I’ve never had a cat that walked on its hind legs like the cats in this video. My iguana could do it, but only after he got up a good head of steam. I wonder if there’s any way to induce Peep or Robbie to try it. This would give us enormous prestige.
Maybe if I write enough headlines like that, I’ll become a legend.
Here we find cats highly motivated to love and protect human babies. And we also find evidence that the human urge to put stuff on cats is probably basic to our nature. It’s always intriguing to see how many things you can put on a cat before he runs out of patience with it.
I’ll bet the sight of a cat thrashing around under the sheet was the inspiration for Oh, Whistle and I’ll Come to You, My Lad. If not, it should have been.
Y’know, I’ve got to try that trick with the cat under the sheet and the jingly ball thingy on top of it. Looks like fun!
It was, I believe, Hercules who said, “The fuzzier the cat, the more eccentric is his sleeping.” If it wasn’t Hercules, it was someone else.
One of the cats in this video makes a sound exactly like a human baby making a practice run at a very dramatic episode of crying.
Cats do spend an awful lot of time sleeping, but anything can happen to a sleeping cat. If I fell out of bed as often as some of these cats do, I’d have to strap myself in. And cats dream–sometimes very vigorously. Like some of us, when we dream we’re playing basketball.
But they do have us beat, hands-down, for cuteness.
I think I’ve learned something from this video: if you’re standing on ice and you can see fish light-heartedly swimming around–well, you’re on thin ice! Literally as well as figuratively. Good luck getting back to terra firma.
Or, if you’re a cat, you ignore it and just keep on playing on the ice. If you do fall in, the gavone with the camera will have to rescue you.

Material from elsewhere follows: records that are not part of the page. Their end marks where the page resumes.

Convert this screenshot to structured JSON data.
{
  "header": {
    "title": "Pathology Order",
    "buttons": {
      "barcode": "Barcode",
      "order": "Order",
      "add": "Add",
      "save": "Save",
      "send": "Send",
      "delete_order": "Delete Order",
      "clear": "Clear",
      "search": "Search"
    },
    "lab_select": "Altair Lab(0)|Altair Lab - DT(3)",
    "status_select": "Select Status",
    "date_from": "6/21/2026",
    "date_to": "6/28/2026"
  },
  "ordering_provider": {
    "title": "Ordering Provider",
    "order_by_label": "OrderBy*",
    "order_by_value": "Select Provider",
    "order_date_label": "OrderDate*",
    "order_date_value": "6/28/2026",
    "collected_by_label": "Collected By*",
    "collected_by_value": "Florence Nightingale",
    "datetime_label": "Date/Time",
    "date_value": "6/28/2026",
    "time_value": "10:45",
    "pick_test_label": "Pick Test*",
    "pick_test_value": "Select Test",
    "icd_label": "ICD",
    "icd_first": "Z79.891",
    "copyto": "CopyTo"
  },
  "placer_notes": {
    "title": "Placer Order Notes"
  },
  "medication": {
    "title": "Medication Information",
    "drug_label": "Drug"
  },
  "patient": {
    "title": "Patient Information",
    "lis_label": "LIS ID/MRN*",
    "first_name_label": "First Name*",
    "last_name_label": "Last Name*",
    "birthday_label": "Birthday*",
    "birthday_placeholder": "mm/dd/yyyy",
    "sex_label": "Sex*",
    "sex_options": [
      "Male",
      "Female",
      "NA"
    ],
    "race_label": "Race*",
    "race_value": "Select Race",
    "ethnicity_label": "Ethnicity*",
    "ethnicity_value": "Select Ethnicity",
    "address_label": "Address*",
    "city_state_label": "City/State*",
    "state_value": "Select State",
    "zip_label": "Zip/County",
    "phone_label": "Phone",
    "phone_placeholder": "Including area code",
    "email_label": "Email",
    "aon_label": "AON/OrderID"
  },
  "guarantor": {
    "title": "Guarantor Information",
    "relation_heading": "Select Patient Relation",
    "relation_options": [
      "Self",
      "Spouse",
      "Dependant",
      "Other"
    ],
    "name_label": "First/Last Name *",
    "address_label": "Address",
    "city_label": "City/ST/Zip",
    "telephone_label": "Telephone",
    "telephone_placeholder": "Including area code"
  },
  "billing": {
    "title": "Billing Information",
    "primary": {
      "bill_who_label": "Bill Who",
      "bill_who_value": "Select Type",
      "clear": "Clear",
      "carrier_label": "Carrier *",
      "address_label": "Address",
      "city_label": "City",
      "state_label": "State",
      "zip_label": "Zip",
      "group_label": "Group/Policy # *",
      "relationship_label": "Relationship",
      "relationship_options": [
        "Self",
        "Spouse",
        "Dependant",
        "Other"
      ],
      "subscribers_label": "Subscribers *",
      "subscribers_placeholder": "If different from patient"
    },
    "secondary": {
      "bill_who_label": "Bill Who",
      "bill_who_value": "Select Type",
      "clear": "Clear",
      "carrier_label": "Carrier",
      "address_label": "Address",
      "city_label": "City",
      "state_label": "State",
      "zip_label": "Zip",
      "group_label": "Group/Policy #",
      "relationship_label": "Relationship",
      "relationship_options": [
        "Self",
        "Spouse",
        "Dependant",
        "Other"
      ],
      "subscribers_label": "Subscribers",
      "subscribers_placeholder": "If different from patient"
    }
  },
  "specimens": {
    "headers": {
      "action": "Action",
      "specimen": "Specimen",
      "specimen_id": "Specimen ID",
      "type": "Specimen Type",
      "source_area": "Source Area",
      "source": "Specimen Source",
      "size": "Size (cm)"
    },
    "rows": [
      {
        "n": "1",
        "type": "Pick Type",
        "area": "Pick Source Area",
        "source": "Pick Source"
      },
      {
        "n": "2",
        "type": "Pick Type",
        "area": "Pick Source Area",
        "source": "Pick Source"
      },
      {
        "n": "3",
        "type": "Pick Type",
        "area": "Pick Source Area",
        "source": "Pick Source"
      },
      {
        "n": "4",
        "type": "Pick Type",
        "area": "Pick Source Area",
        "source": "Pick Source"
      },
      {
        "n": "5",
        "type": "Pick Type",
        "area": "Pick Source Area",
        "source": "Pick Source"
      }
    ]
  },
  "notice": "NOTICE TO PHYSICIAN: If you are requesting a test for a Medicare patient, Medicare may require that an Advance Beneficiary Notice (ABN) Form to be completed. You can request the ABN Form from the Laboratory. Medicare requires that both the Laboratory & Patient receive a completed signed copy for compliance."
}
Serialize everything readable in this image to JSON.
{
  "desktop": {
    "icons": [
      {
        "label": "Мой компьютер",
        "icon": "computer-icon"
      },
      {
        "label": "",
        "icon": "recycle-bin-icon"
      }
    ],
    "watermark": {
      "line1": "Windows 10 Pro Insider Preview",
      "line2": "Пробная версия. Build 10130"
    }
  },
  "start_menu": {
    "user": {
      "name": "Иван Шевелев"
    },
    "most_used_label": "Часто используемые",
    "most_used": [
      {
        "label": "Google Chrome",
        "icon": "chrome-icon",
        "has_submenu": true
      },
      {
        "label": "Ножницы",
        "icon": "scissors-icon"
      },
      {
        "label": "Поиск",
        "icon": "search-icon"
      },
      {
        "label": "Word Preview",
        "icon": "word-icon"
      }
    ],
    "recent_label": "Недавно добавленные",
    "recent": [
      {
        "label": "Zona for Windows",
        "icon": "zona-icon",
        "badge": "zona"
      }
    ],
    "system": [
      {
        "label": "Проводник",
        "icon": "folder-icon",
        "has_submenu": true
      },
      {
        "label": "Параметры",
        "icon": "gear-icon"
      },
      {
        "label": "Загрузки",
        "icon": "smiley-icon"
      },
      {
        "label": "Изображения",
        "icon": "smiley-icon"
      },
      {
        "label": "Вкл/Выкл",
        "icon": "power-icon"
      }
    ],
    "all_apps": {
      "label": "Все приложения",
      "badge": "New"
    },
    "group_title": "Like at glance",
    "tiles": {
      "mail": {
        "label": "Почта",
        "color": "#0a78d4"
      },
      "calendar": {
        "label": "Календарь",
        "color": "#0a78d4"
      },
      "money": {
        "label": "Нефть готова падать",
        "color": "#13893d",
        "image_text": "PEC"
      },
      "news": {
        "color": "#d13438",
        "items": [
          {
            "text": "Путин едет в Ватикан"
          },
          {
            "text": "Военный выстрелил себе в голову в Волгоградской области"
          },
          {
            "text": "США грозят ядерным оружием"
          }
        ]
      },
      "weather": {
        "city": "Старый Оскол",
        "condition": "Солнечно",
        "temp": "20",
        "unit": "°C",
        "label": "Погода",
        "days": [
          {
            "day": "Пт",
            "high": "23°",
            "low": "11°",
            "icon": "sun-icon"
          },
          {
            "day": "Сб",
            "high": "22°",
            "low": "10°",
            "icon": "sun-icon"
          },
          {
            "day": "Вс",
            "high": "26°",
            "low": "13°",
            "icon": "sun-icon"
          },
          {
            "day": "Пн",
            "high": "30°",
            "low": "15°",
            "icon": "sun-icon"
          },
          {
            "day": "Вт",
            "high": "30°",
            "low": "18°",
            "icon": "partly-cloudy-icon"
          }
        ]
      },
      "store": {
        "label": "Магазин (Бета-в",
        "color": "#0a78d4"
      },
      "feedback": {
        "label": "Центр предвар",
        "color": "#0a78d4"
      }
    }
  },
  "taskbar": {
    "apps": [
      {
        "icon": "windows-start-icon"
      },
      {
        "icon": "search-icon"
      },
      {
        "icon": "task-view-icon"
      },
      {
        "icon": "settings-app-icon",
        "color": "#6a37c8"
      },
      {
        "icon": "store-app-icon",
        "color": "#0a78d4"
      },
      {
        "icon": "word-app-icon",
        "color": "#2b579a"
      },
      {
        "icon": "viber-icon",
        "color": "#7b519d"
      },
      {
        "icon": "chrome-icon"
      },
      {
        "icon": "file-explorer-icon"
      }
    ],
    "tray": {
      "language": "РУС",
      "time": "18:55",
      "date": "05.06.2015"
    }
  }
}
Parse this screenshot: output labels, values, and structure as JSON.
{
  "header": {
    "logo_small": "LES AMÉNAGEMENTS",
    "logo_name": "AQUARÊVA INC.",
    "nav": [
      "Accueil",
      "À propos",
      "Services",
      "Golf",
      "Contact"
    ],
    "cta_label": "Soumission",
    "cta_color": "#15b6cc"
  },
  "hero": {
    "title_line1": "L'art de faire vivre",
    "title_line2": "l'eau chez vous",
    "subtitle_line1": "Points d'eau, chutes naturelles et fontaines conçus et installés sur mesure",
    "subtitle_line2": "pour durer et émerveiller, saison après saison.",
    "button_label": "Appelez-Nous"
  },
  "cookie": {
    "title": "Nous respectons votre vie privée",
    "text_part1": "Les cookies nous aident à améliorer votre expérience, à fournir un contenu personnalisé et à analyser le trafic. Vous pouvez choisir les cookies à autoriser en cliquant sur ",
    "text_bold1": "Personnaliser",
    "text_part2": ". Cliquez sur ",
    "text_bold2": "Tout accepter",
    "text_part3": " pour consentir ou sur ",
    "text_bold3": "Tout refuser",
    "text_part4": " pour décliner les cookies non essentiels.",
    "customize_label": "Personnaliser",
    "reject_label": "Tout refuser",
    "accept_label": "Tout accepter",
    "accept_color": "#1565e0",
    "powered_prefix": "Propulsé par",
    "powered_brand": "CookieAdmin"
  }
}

Y’know what’s odd about these videos? Somebody stands there filming it while the cat makes a ruination of their Christmas tree. You’d think they could at least unplug the lights.
Our cats love sleeping under our Christmas tree. True, sometimes we have to stop them from eating bits of it, or slapping at low-hanging ornaments. But none of our cats ever, ever tried to climb our Christmas tree!
Well, we do have that Elf on it, always perched near the top at a good vantage point. Maybe he persuades cats of the inadvisability of climbing the tree. You never know what those guys get up to, after you’ve gone to bed.
Contrary to what seems to be an increasingly popular belief, you do not have to let your cat pull down your Christmas tree. None of the cats we’ve had ever attempted to climb the tree. Just put a couple of marbles inside an aluminum can and shake it whenever the cat gets too friendly with the tree. But with some cats you don’t even have to do that. They just naturally don’t pull down the Christmas tree.
As for putting Santa hats or reindeer antlers on the cat, which he sure as shootin’ doesn’t like at all–well, you’ll deserve what’s coming to you. Your cat will think of something you don’t like.
Who doesn’t love a hammock? Never mind if you’re a bulldog or a bear and you can’t quite figure out how it works: most dogs and cats instinctively grasp the art of relaxing on a hammock. This is Evolution at work! Yes, 75 billion years ago, dogs and cats began to relax on “natural hammocks” formed by rather creative spiders [Transmission interrupted. “Hey, who let that guy in here?”] [Normal service resumed]
I had a lot of agita today, and if you did, too–or even if you didn’t–join me in a funny cat video.
The Metronome is a classic ghost story by August Derleth, about a woman who murders her child and then can’t get rid of his metronome. Scary stuff. I doubt any of the cats in this video did anything that bad, but they sure don’t like metronomes! Maybe August Derleth got his story from a cat.